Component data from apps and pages
##############################

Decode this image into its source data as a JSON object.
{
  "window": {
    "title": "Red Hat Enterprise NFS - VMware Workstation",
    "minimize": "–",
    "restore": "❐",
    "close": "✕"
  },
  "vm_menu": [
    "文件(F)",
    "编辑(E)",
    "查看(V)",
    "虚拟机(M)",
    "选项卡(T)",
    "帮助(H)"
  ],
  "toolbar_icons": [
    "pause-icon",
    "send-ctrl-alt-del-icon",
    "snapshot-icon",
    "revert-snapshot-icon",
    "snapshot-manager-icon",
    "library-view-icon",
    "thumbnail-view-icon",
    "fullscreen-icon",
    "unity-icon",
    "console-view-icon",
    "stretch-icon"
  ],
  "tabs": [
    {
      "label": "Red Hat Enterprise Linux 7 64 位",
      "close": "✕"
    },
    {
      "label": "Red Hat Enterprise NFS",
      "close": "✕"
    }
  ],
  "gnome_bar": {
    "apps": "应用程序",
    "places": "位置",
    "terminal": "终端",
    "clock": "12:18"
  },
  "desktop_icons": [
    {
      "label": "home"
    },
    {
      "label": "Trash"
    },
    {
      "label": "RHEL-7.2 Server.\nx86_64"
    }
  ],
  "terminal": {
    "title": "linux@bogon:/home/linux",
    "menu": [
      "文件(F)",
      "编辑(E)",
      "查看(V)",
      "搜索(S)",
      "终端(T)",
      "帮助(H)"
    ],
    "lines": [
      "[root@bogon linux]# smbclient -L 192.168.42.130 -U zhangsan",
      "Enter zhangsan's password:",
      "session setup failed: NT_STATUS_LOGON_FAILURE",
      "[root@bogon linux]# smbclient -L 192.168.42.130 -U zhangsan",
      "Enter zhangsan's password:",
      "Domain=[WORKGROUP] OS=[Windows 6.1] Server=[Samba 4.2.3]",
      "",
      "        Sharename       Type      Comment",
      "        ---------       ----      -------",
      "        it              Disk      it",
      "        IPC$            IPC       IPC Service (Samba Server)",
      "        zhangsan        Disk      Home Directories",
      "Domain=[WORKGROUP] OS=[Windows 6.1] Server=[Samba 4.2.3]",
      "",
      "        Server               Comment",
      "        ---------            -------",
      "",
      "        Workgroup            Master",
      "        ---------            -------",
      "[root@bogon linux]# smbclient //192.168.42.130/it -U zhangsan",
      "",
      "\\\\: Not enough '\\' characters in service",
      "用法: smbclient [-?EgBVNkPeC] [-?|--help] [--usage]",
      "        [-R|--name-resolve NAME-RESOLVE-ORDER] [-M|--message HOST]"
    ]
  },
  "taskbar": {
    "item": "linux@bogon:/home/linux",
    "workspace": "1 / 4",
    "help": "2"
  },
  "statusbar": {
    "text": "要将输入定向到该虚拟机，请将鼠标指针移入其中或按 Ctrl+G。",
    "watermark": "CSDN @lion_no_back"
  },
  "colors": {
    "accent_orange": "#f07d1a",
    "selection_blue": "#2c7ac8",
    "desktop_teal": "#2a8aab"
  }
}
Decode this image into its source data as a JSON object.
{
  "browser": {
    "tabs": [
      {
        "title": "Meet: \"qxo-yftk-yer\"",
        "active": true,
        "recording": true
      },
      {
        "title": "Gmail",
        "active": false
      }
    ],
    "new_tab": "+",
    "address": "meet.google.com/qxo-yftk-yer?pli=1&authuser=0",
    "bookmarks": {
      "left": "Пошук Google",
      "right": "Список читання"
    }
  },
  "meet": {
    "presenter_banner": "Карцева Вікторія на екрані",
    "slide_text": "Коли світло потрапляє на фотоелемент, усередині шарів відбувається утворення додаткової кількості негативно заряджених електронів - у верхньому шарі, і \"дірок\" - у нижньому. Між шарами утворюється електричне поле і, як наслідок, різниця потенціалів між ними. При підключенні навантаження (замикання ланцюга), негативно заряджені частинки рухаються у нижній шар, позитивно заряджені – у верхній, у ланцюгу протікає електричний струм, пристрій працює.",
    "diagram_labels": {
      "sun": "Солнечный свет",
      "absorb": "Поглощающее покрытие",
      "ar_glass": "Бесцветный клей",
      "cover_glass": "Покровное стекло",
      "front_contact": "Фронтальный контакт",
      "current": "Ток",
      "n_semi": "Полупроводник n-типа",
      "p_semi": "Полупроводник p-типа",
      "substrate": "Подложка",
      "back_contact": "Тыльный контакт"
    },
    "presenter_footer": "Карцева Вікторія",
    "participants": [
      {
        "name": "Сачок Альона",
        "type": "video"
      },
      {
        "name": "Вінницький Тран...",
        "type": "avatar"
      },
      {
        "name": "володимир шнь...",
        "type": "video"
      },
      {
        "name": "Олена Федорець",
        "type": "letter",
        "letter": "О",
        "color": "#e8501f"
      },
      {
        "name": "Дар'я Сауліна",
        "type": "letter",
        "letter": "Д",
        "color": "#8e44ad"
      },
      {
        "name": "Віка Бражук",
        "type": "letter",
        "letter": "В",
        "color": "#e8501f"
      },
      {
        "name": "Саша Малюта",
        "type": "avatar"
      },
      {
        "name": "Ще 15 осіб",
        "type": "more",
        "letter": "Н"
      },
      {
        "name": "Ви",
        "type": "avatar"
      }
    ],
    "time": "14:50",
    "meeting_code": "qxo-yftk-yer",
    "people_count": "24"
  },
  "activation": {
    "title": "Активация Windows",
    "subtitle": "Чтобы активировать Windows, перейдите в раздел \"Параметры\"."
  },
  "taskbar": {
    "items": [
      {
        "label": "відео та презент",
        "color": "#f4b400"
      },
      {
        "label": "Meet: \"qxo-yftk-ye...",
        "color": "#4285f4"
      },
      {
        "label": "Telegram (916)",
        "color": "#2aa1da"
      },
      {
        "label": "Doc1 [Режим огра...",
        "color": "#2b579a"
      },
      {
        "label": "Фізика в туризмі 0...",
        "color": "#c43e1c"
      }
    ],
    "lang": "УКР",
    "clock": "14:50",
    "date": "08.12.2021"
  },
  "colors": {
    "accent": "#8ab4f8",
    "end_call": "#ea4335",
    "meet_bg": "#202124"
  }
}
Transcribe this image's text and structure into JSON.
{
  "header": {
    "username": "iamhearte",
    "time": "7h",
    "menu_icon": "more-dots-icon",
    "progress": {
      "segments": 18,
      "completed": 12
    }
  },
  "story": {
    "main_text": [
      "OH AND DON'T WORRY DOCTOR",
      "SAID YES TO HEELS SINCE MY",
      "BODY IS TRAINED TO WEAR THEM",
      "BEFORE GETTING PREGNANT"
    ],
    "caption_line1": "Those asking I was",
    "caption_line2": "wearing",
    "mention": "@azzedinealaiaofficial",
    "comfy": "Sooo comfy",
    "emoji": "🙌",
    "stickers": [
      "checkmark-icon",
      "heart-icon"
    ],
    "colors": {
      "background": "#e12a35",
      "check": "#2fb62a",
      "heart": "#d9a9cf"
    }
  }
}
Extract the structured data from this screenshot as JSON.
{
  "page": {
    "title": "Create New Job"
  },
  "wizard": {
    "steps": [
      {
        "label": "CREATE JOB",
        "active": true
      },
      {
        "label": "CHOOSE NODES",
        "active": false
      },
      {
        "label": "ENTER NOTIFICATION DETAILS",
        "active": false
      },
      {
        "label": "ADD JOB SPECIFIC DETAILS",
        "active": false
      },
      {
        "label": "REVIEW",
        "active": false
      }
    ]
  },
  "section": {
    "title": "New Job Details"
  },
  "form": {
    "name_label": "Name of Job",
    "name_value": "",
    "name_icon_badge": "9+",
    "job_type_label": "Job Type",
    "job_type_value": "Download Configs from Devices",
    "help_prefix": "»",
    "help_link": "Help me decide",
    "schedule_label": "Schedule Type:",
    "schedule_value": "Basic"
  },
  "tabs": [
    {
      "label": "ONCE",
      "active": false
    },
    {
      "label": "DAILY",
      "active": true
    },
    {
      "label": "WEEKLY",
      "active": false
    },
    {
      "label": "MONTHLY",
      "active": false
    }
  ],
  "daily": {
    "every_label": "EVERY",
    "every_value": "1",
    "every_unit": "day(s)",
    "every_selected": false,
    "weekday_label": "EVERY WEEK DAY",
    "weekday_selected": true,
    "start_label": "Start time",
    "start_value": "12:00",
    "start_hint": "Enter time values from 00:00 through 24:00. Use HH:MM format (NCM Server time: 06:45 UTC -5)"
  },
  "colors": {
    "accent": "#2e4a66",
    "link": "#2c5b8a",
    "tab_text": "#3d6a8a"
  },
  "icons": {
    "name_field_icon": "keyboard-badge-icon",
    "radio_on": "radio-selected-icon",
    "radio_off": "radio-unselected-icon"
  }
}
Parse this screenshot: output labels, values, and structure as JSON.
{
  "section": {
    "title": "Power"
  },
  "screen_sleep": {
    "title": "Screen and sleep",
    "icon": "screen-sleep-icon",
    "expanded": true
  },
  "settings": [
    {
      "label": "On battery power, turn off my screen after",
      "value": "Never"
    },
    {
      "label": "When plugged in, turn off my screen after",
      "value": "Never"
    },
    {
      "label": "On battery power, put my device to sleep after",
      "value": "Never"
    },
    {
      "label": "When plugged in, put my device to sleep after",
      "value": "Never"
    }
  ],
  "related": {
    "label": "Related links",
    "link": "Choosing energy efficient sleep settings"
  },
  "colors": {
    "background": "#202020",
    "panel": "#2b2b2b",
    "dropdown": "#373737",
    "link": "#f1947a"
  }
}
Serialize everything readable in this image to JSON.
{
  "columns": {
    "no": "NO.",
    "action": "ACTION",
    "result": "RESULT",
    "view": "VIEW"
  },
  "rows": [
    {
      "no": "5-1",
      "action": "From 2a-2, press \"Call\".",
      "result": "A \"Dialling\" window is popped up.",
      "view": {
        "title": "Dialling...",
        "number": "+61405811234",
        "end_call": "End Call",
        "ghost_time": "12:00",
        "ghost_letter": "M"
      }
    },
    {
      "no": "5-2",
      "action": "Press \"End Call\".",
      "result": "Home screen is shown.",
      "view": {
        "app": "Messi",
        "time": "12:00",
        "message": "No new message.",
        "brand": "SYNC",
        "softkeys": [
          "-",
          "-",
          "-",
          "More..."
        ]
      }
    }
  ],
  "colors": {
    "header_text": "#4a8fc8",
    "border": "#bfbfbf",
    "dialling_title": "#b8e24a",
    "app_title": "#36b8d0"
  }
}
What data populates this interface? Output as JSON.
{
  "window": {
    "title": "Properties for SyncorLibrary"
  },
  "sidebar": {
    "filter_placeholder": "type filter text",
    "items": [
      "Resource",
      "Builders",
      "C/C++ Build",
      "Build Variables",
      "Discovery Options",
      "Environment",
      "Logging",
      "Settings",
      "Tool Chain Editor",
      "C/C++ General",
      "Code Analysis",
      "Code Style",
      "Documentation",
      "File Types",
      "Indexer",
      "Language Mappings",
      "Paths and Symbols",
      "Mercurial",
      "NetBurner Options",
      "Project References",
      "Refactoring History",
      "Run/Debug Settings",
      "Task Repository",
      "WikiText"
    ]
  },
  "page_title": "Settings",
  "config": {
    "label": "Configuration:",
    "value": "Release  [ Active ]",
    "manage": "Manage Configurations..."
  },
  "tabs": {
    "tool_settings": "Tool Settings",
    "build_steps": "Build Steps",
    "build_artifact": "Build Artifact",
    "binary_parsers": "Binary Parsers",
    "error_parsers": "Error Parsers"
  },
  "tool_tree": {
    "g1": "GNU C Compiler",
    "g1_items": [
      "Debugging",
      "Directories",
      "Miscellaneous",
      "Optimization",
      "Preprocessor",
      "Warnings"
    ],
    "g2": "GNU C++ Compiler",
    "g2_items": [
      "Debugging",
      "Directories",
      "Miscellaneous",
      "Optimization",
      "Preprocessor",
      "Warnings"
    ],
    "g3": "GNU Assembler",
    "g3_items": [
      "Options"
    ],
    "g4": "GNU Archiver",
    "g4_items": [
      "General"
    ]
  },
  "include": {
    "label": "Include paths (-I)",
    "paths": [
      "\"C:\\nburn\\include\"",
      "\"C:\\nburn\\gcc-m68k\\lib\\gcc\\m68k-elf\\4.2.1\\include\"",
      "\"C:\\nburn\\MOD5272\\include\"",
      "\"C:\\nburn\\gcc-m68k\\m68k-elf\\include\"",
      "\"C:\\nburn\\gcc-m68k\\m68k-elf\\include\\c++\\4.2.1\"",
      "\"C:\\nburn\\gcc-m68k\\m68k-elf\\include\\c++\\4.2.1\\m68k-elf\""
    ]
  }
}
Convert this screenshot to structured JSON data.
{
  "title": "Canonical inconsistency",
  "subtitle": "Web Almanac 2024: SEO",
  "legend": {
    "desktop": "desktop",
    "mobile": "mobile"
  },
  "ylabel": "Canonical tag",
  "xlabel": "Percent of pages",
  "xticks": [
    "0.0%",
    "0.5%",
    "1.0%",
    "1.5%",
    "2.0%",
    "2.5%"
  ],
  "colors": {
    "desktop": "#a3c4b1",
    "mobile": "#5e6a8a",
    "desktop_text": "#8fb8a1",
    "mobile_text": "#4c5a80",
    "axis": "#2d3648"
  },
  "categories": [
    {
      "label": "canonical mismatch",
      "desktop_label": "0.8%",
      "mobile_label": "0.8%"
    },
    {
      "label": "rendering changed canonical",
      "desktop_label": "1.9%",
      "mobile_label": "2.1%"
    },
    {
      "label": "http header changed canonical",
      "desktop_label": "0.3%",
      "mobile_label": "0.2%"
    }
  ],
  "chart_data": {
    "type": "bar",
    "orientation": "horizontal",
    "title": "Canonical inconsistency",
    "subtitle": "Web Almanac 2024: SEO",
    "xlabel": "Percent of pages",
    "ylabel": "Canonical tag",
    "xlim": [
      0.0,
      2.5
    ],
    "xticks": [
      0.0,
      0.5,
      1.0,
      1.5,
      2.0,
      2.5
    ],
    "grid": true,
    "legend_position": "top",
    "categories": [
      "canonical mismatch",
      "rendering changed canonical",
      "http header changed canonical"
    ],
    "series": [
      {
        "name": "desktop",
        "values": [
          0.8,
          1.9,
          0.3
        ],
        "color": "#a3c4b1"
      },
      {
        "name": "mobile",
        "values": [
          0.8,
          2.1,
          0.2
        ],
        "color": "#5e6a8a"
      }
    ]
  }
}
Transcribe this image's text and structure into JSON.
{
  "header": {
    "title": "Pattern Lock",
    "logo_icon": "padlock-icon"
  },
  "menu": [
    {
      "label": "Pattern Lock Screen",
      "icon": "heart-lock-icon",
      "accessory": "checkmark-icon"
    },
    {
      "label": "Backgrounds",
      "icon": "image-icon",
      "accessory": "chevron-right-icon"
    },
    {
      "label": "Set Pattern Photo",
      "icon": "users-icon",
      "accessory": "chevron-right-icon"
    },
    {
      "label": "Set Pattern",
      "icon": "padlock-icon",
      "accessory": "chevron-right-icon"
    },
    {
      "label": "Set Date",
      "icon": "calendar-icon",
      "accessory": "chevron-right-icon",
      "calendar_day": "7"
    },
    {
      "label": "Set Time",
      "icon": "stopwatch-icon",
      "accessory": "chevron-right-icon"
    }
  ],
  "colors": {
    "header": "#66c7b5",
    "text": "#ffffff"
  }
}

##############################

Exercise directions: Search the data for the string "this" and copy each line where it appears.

Answer space:
Decode this image into its source data as a JSON object.
Decode this image into its source data as a JSON object.
Transcribe this image's text and structure into JSON.
Extract the structured data from this screenshot as JSON.
Parse this screenshot: output labels, values, and structure as JSON.
Serialize everything readable in this image to JSON.
What data populates this interface? Output as JSON.
Convert this screenshot to structured JSON data.
Transcribe this image's text and structure into JSON.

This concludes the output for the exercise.